“I knew about inequality. Of course I did. As journalist and editor I read and write about people whose daily lives are very different to mine. I did not feel the difference in my guts before.”
People want to get out of the cities. Instead of denouncing them and locking the toilets, Scotland should grasp the opportunity to extend environmental education and affordable camping facilities to all who need them.
“This lack of economic engagement by senior SNP Ministers remains a weakness for the independence message on the economy. Such a policy vacuum in a key area of the independence debate may be manageable when minds are focussed elsewhere but if a Second Referendum were to become a reality then it would soon turn into a significant weak point in the pro-independence argument.”
“But GERS does provide an accurate picture of where Scotland is in 2020. So, in doing so, today’s numbers set the starting point for a discussion about the choices and challenges that need to be addressed by those advocating independence or new fiscal arrangements.”
Theatre and all performing arts are in crisis. We can, and must, get into the habit of paying for online culture, just as we would if we were attending the event in real life.
‘.Like the Bourbons, the Conservatives have learned nothing, and forgotten nothing. But Labour are in danger of the same. Time is running out for a reasonably well developed alternative option that might be included in a future referendum. Not only would this enrich a stale debate but would allow Labour to escape the potentially lethal embrace of working with the Tories again.’
‘The potential shorter and longer-term economic transition and structural change Scotland faces as an independent state within the EU, while rUK is outside post-Brexit, needs careful economic analysis and an understanding of likely costs and benefits. What it does not need is a studied looking away from the challenging economics of a Scotland-rUK border.’
‘It’s right that we do not forget that the objective of protecting the NHS in Scotland resulted in people being denied essential care for non-COVID-19 conditions nor the mistakes made in respect of care homes…But the drawing of comparisons is not a political debating ploy. It is essential to our safety.’

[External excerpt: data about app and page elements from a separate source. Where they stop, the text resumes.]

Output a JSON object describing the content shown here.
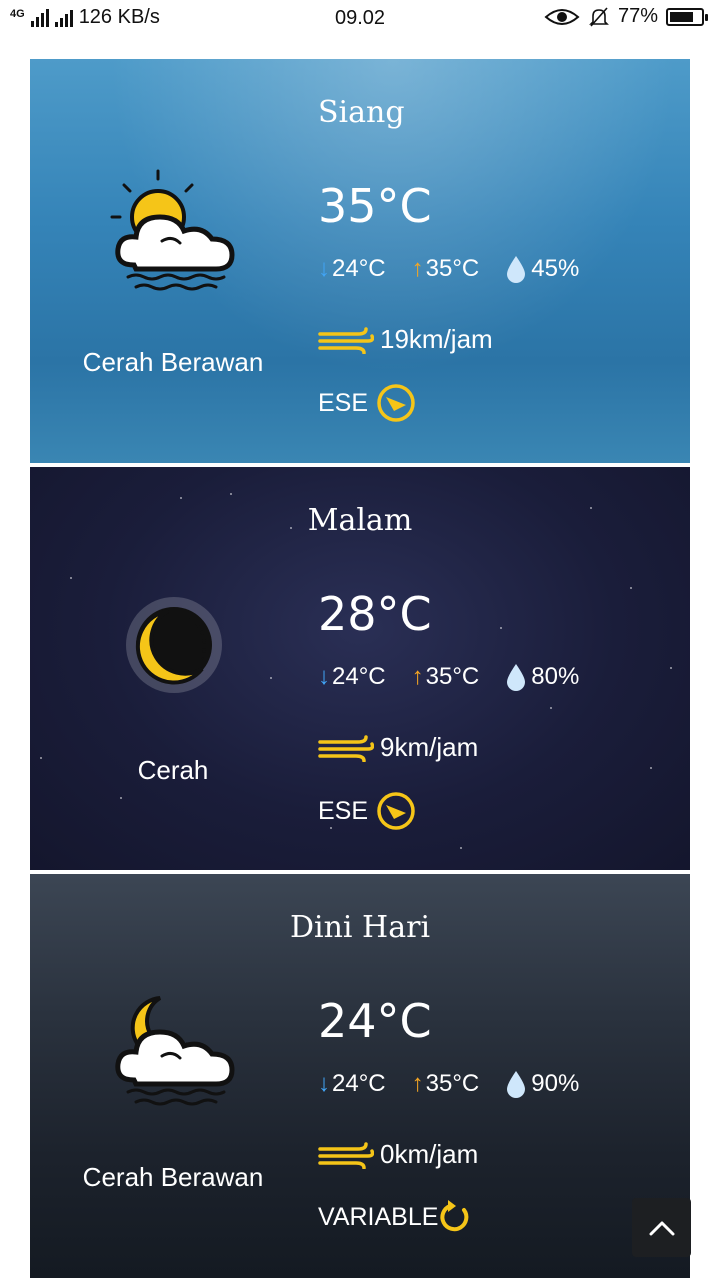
{
  "status_bar": {
    "network": "4G",
    "speed": "126 KB/s",
    "time": "09.02",
    "battery": "77%",
    "battery_level": 0.77
  },
  "cards": [
    {
      "period": "Siang",
      "temperature": "35°C",
      "min_temp": "24°C",
      "max_temp": "35°C",
      "humidity": "45%",
      "wind_speed": "19km/jam",
      "wind_direction": "ESE",
      "condition": "Cerah Berawan",
      "condition_icon": "sun-cloud-icon"
    },
    {
      "period": "Malam",
      "temperature": "28°C",
      "min_temp": "24°C",
      "max_temp": "35°C",
      "humidity": "80%",
      "wind_speed": "9km/jam",
      "wind_direction": "ESE",
      "condition": "Cerah",
      "condition_icon": "moon-icon"
    },
    {
      "period": "Dini Hari",
      "temperature": "24°C",
      "min_temp": "24°C",
      "max_temp": "35°C",
      "humidity": "90%",
      "wind_speed": "0km/jam",
      "wind_direction": "VARIABLE",
      "condition": "Cerah Berawan",
      "condition_icon": "moon-cloud-icon"
    }
  ],
  "colors": {
    "accent_yellow": "#f5c518",
    "arrow_down": "#41a4f5",
    "arrow_up": "#f5a623",
    "drop": "#cfe7fb"
  }
}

‘Douglas Ross’s challenge as leader then is clear. He will have to convince the electorate that he looks at Holyrood in the same way as they do: as a place where things can and should be achieved and decided, rather than a pitstop on the way to something better. It’s just a shame he’ll have to wait until after the election before he can even make a start.’